Upcoming Events

Workshop in Nineteenth and Twentieth Century Bibliography

This course is a three-day introductory workshop of approaches to studying, analyzing, and describing books printed in the industrial era, roughly 1830 to present. Beginning in the nineteenth century, technological changes to book making transformed the manufacture of books and other printed objects, resulting in the evolution of truly commercial, mass market publishing. At the same time, new printing, copying, and duplicating technologies allowed for the spread of printing outside of professional printing trades, creating new genres of amateur, counter-culture, and clandestine print. The sheer number of new technologies involved in everything from papermaking to type composition, printing to binding, have made this a bewildering subject for the novice bibliographer or book historian.

This course offers a simplified approach to understanding the book as a physical object during this period, focused on methods of analysis and direct observation. Workshop is taught by Dr. Elizabeth Ott. Dr. Ott is the interim Associate University Librarian for Special Collections and Director of Wilson Library at the University of North Carolina at Chapel Hill, and an adjunct professor at the UNC School Information and Library Sciences, where she teaches courses on the history of the book and rare book librarianship. Her research interests include bibliographic theory, printing technologies of the nineteenth century, and library history.
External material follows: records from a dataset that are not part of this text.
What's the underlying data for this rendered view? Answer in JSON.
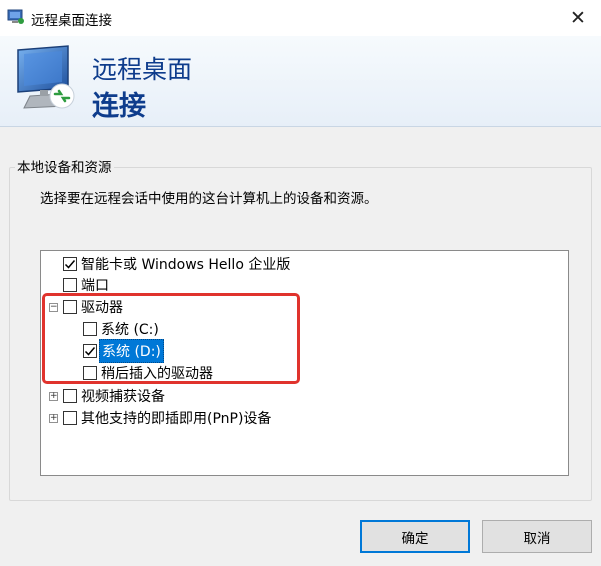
{
  "window": {
    "title": "远程桌面连接",
    "close_symbol": "✕"
  },
  "banner": {
    "line1": "远程桌面",
    "line2": "连接"
  },
  "group": {
    "legend": "本地设备和资源",
    "description": "选择要在远程会话中使用的这台计算机上的设备和资源。"
  },
  "tree": {
    "items": [
      {
        "label": "智能卡或 Windows Hello 企业版",
        "checked": true
      },
      {
        "label": "端口",
        "checked": false
      },
      {
        "label": "驱动器",
        "checked": false,
        "expander": "collapse"
      },
      {
        "label": "系统 (C:)",
        "checked": false
      },
      {
        "label": "系统 (D:)",
        "checked": true,
        "selected": true
      },
      {
        "label": "稍后插入的驱动器",
        "checked": false
      },
      {
        "label": "视频捕获设备",
        "checked": false,
        "expander": "expand"
      },
      {
        "label": "其他支持的即插即用(PnP)设备",
        "checked": false,
        "expander": "expand"
      }
    ]
  },
  "buttons": {
    "ok": "确定",
    "cancel": "取消"
  },
  "colors": {
    "banner_text": "#0e3c8c",
    "selection": "#0078d7",
    "annotation": "#e0332d"
  }
}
The Workshop will be held at UIUC’s Rare Book and Manuscript Library, as well as Skeuomorph Press & Book Lab. If admitted there is no fee for workshop enrollment but travel and accommodation arrangements are the responsibility of attendees. 

Admission to the course is by application and limited to 12 individuals; admission closed March 15.

This course is a three-day introductory workshop of approaches to studying, analyzing, and describing books printed in the industrial era, roughly 1830 to present.

Haiti’s Media Revolution and the Radicalization of Print

Drawn from his book-in-progress, The Racialization of Print, Joseph Rezek traces the historical emergence of the idea that a single printed book, by virtue of its author’s racial identity, might reveal profound truths about an entire race of people. During his talk, Rezek will argue that the shock of the Haitian Revolution and the international circulation of a Black Haitian print culture intensified the association of book publication with racial knowledge. 

Rezek’s book is under contract with the Omohundro Institute of Early American History and Culture and the University of North Carolina Press. In 2024-2025, he will complete this project with the support of a twelve-month fellowship from the National Endowment for the Humanities.

Co-sponsored by the Bibliographical Society of America

This hybrid program will be held in person at Antiquarian Hall and livestreamed to a virtual audience on YouTube. Advance registration is required for both. Doors open at 6:30pm. 

Joseph Rezek, Presenter

Joseph Rezek is Associate Professor of English and Director of the American and New England studies program at Boston University.  He specializes in theories of modernity and the Atlantic world, the history of the novel, and the history of print in American culture. He was a Stephen Botein Fellow in 2015-16 and a National Endowment for the Humanities Long- Term Fellow in 2019-20. Rezek was elected to AAS membership in April 2023.

James Russell Wiggins Lecture in the History of the Book in American Culture by Joseph Rezek, the American Antiquarian Society

Deadline: Submit Your Proposal for Events Funding

Submit your Proposal by July 24, 2024

Queer Bibliography Conference 2024

To be hosted by UCLA California Rare Book School, University of California, Los Angeles.

More information coming soon!

The BSA Events Committee is pleased to support the 2024 Queer Bibliography Conference.

Mark your calendars for the 2025 Annual Meeting. More information to come! Check our website for details in the fall of 2024.